Assigning streams to tracks Unique ID of the source Pipeline ID

All of the proposed changes below are backward compatible with Audiobus 2. So don't worry about breaking Audiobus 2 compatibility by implementing it.

Intermediate Routings

Audiobus 3 introduces so called intermediate routings. Imagine the following input-filter-output connection chain:

Animoog -> Bias -> Cubasis

In Audiobus 2 Cubasis would host and connect Animoog and Bias. Because only hosts can launch other apps in background we needed to make Audiobus 3 hosting Animoog and Bias. We did this by inserting a so called intermediate routing just before the output. Thus the connection graph internally looks like this:

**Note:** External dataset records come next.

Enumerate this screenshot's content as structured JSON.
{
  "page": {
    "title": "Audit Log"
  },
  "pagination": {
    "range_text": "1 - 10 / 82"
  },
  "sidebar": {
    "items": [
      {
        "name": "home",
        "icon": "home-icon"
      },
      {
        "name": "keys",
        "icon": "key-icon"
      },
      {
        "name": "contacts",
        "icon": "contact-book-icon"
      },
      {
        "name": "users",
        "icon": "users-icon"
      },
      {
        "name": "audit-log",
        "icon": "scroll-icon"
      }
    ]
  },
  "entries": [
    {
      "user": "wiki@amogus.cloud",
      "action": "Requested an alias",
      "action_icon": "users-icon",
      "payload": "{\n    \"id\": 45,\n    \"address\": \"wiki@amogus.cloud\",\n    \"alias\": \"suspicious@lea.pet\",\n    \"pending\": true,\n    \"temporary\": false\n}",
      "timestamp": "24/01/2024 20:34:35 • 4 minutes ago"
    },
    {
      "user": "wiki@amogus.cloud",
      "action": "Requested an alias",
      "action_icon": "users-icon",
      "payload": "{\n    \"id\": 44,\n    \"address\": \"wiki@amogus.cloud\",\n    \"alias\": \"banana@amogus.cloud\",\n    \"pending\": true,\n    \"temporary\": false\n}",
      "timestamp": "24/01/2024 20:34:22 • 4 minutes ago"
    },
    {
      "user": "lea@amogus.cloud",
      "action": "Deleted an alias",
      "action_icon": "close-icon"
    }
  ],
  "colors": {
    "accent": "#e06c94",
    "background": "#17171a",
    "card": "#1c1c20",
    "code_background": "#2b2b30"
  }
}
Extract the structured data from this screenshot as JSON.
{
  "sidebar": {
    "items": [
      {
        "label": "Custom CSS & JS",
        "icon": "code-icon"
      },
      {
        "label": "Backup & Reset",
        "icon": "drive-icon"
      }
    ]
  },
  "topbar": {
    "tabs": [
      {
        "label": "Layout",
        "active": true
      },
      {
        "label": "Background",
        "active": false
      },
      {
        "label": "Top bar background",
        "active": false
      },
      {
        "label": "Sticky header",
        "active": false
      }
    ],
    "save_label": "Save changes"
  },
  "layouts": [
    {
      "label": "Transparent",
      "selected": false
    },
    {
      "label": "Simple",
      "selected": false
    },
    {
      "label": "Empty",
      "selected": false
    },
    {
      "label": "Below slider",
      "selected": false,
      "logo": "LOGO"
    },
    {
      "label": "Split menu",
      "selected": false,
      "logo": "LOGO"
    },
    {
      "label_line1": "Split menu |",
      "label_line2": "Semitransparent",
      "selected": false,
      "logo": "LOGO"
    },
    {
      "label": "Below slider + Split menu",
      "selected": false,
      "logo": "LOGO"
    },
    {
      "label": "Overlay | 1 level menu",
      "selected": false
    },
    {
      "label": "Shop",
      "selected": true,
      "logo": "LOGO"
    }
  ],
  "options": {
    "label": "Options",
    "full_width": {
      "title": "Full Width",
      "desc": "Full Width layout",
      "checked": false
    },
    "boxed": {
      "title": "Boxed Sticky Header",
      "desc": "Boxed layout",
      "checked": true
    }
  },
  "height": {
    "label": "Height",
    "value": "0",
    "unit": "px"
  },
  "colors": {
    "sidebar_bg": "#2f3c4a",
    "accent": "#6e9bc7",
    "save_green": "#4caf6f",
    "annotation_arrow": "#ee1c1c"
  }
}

Animoog -> Bias -> ABIRIn - ABIROut -> Cubasis
  • ABIRIn is an audio receiver port within Audiobus.
  • ABIROut is an audio sender port within Audiobus.
  • The chain ABIRIn - ABIROut is the intermediate routing.
  • Instead of being directly connected to Cubasis, Bias is now connected to ABIRIn and therefore hosted by Audiobus.
  • Cubasis is connected to ABIROut. Thus instead of hosting Animoog and Bias Cubasis only hosts Audiobus' sender port ABIROut.

Internally Audiobus manages a set of sixteen intermediate routings which are dynamically assigned.

Access sources connected to audio receiver ports

Due to the introduction of the intermediate routing between Cubasis and Bias Cubasis is not able access the name of connected sources by iterating the sources connected to an audio receiver port.

Much more you need now to read the property ABPort::sourcesRecursive. Instead of returning the physically connected source which is Audiobus' intermediate sender port, this property will return the logically connected sources which are Animoog and Bias. Additionally ABPort provides the selectors ABPort::sourcesIcon and ABPort::sourcesTitle.

Multitrack Audio Recorders: Assigning sources to tracks

In Audiobus 2 multitrack records were able to record one track per source. To reassign a source to the right track, the unique ID of the source could be used. Because of the introduction of dynamic intermediate routings this is not possible anymore.

To solve this issue, Audiobus 3 introduces a new ABPort property called ABPort::pipelineIDs. This property returns an array containing the IDs of all pipelines the port is belonging too. Audio sender and audio filter ports can only be assigned to one pipeline. So by reading the first pipeline ID of a source connected to your audio receiver port you can estimate to which track this source belongs.

The pipeline ID of a source is stored within Audiobus preset. So you can make sure that after loading a presets all assignements can be restored.